Provided records
>>>>>
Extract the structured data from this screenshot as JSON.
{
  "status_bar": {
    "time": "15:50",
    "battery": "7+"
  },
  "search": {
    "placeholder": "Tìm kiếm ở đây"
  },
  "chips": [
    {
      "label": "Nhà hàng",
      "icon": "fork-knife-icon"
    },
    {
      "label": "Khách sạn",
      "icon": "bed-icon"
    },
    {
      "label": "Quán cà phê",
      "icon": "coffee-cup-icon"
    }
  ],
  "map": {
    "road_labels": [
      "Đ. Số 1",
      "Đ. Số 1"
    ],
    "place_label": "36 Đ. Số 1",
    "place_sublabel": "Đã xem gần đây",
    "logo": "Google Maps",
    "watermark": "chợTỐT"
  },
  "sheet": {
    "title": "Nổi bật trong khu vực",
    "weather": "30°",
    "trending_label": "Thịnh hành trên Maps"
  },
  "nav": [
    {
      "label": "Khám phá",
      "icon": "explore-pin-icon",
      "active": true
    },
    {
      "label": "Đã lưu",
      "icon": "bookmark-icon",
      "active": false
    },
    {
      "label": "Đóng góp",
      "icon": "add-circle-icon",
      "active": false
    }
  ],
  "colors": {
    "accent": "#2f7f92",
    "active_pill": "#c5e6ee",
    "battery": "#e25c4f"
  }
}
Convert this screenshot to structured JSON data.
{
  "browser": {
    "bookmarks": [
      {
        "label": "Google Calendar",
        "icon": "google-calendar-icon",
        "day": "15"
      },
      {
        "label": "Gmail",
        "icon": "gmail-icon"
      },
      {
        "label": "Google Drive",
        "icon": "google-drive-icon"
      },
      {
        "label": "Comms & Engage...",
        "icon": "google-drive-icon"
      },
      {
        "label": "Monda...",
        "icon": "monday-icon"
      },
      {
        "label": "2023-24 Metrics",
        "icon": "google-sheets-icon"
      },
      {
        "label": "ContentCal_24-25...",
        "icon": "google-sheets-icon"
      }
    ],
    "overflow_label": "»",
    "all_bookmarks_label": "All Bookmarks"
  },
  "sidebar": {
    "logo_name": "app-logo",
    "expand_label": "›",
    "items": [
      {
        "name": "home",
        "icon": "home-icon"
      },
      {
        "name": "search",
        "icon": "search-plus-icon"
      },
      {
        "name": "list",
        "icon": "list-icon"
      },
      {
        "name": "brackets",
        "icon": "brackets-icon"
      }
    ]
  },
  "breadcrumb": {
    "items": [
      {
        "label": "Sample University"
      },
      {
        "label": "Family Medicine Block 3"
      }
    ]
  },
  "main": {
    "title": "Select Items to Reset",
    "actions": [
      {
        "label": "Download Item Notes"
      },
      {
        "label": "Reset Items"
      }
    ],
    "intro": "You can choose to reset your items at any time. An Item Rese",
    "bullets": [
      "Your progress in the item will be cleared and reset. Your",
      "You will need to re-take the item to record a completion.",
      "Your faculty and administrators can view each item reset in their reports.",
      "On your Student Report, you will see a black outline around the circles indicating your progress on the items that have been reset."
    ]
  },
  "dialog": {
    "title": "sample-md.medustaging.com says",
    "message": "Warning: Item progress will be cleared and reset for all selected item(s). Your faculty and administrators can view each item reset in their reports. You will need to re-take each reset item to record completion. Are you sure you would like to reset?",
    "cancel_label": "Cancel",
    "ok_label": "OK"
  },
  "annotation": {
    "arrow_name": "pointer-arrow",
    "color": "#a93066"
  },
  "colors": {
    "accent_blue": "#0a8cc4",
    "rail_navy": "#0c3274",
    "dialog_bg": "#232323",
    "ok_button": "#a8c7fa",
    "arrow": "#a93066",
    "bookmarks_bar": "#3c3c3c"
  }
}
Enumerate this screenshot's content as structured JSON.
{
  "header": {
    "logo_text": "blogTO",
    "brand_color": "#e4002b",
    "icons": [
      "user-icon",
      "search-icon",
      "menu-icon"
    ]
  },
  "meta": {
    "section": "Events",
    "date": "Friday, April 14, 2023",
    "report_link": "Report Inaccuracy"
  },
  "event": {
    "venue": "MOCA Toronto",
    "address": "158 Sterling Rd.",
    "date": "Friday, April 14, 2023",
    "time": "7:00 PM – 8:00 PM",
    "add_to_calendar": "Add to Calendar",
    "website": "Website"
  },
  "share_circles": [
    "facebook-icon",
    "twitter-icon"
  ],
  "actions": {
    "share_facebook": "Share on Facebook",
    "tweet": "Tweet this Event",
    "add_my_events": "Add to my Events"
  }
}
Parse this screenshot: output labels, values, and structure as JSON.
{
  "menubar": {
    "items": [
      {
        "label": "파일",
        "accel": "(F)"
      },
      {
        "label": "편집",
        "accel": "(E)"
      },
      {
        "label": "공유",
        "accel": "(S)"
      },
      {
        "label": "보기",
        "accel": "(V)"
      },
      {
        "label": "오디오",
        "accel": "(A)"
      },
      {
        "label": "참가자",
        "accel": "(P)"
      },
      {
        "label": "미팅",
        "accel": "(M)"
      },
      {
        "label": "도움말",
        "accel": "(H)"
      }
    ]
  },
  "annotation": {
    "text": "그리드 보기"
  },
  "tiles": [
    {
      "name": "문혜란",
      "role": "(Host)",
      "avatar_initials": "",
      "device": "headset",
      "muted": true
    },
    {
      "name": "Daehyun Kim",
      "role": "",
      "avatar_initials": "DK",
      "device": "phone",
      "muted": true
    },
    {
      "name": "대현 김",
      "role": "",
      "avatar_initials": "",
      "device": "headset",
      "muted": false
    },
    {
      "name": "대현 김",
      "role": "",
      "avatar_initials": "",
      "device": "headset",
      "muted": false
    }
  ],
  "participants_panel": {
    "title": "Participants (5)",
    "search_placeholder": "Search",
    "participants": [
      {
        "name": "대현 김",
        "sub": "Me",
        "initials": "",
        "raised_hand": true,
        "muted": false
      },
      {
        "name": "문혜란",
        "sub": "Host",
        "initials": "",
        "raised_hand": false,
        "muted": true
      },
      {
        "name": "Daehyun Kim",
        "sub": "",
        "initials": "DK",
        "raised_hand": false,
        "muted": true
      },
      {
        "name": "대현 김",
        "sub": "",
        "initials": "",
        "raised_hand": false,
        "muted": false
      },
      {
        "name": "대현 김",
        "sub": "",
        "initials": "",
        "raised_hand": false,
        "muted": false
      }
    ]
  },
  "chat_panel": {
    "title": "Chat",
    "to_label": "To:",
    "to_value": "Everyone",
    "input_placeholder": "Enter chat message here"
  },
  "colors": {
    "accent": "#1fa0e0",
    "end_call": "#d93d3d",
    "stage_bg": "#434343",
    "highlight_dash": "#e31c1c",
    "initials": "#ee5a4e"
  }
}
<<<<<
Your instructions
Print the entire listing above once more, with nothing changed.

Problem solution
Extract the structured data from this screenshot as JSON.
{
  "status_bar": {
    "time": "15:50",
    "battery": "7+"
  },
  "search": {
    "placeholder": "Tìm kiếm ở đây"
  },
  "chips": [
    {
      "label": "Nhà hàng",
      "icon": "fork-knife-icon"
    },
    {
      "label": "Khách sạn",
      "icon": "bed-icon"
    },
    {
      "label": "Quán cà phê",
      "icon": "coffee-cup-icon"
    }
  ],
  "map": {
    "road_labels": [
      "Đ. Số 1",
      "Đ. Số 1"
    ],
    "place_label": "36 Đ. Số 1",
    "place_sublabel": "Đã xem gần đây",
    "logo": "Google Maps",
    "watermark": "chợTỐT"
  },
  "sheet": {
    "title": "Nổi bật trong khu vực",
    "weather": "30°",
    "trending_label": "Thịnh hành trên Maps"
  },
  "nav": [
    {
      "label": "Khám phá",
      "icon": "explore-pin-icon",
      "active": true
    },
    {
      "label": "Đã lưu",
      "icon": "bookmark-icon",
      "active": false
    },
    {
      "label": "Đóng góp",
      "icon": "add-circle-icon",
      "active": false
    }
  ],
  "colors": {
    "accent": "#2f7f92",
    "active_pill": "#c5e6ee",
    "battery": "#e25c4f"
  }
}
Convert this screenshot to structured JSON data.
{
  "browser": {
    "bookmarks": [
      {
        "label": "Google Calendar",
        "icon": "google-calendar-icon",
        "day": "15"
      },
      {
        "label": "Gmail",
        "icon": "gmail-icon"
      },
      {
        "label": "Google Drive",
        "icon": "google-drive-icon"
      },
      {
        "label": "Comms & Engage...",
        "icon": "google-drive-icon"
      },
      {
        "label": "Monda...",
        "icon": "monday-icon"
      },
      {
        "label": "2023-24 Metrics",
        "icon": "google-sheets-icon"
      },
      {
        "label": "ContentCal_24-25...",
        "icon": "google-sheets-icon"
      }
    ],
    "overflow_label": "»",
    "all_bookmarks_label": "All Bookmarks"
  },
  "sidebar": {
    "logo_name": "app-logo",
    "expand_label": "›",
    "items": [
      {
        "name": "home",
        "icon": "home-icon"
      },
      {
        "name": "search",
        "icon": "search-plus-icon"
      },
      {
        "name": "list",
        "icon": "list-icon"
      },
      {
        "name": "brackets",
        "icon": "brackets-icon"
      }
    ]
  },
  "breadcrumb": {
    "items": [
      {
        "label": "Sample University"
      },
      {
        "label": "Family Medicine Block 3"
      }
    ]
  },
  "main": {
    "title": "Select Items to Reset",
    "actions": [
      {
        "label": "Download Item Notes"
      },
      {
        "label": "Reset Items"
      }
    ],
    "intro": "You can choose to reset your items at any time. An Item Rese",
    "bullets": [
      "Your progress in the item will be cleared and reset. Your",
      "You will need to re-take the item to record a completion.",
      "Your faculty and administrators can view each item reset in their reports.",
      "On your Student Report, you will see a black outline around the circles indicating your progress on the items that have been reset."
    ]
  },
  "dialog": {
    "title": "sample-md.medustaging.com says",
    "message": "Warning: Item progress will be cleared and reset for all selected item(s). Your faculty and administrators can view each item reset in their reports. You will need to re-take each reset item to record completion. Are you sure you would like to reset?",
    "cancel_label": "Cancel",
    "ok_label": "OK"
  },
  "annotation": {
    "arrow_name": "pointer-arrow",
    "color": "#a93066"
  },
  "colors": {
    "accent_blue": "#0a8cc4",
    "rail_navy": "#0c3274",
    "dialog_bg": "#232323",
    "ok_button": "#a8c7fa",
    "arrow": "#a93066",
    "bookmarks_bar": "#3c3c3c"
  }
}
Enumerate this screenshot's content as structured JSON.
{
  "header": {
    "logo_text": "blogTO",
    "brand_color": "#e4002b",
    "icons": [
      "user-icon",
      "search-icon",
      "menu-icon"
    ]
  },
  "meta": {
    "section": "Events",
    "date": "Friday, April 14, 2023",
    "report_link": "Report Inaccuracy"
  },
  "event": {
    "venue": "MOCA Toronto",
    "address": "158 Sterling Rd.",
    "date": "Friday, April 14, 2023",
    "time": "7:00 PM – 8:00 PM",
    "add_to_calendar": "Add to Calendar",
    "website": "Website"
  },
  "share_circles": [
    "facebook-icon",
    "twitter-icon"
  ],
  "actions": {
    "share_facebook": "Share on Facebook",
    "tweet": "Tweet this Event",
    "add_my_events": "Add to my Events"
  }
}
Parse this screenshot: output labels, values, and structure as JSON.
{
  "menubar": {
    "items": [
      {
        "label": "파일",
        "accel": "(F)"
      },
      {
        "label": "편집",
        "accel": "(E)"
      },
      {
        "label": "공유",
        "accel": "(S)"
      },
      {
        "label": "보기",
        "accel": "(V)"
      },
      {
        "label": "오디오",
        "accel": "(A)"
      },
      {
        "label": "참가자",
        "accel": "(P)"
      },
      {
        "label": "미팅",
        "accel": "(M)"
      },
      {
        "label": "도움말",
        "accel": "(H)"
      }
    ]
  },
  "annotation": {
    "text": "그리드 보기"
  },
  "tiles": [
    {
      "name": "문혜란",
      "role": "(Host)",
      "avatar_initials": "",
      "device": "headset",
      "muted": true
    },
    {
      "name": "Daehyun Kim",
      "role": "",
      "avatar_initials": "DK",
      "device": "phone",
      "muted": true
    },
    {
      "name": "대현 김",
      "role": "",
      "avatar_initials": "",
      "device": "headset",
      "muted": false
    },
    {
      "name": "대현 김",
      "role": "",
      "avatar_initials": "",
      "device": "headset",
      "muted": false
    }
  ],
  "participants_panel": {
    "title": "Participants (5)",
    "search_placeholder": "Search",
    "participants": [
      {
        "name": "대현 김",
        "sub": "Me",
        "initials": "",
        "raised_hand": true,
        "muted": false
      },
      {
        "name": "문혜란",
        "sub": "Host",
        "initials": "",
        "raised_hand": false,
        "muted": true
      },
      {
        "name": "Daehyun Kim",
        "sub": "",
        "initials": "DK",
        "raised_hand": false,
        "muted": true
      },
      {
        "name": "대현 김",
        "sub": "",
        "initials": "",
        "raised_hand": false,
        "muted": false
      },
      {
        "name": "대현 김",
        "sub": "",
        "initials": "",
        "raised_hand": false,
        "muted": false
      }
    ]
  },
  "chat_panel": {
    "title": "Chat",
    "to_label": "To:",
    "to_value": "Everyone",
    "input_placeholder": "Enter chat message here"
  },
  "colors": {
    "accent": "#1fa0e0",
    "end_call": "#d93d3d",
    "stage_bg": "#434343",
    "highlight_dash": "#e31c1c",
    "initials": "#ee5a4e"
  }
}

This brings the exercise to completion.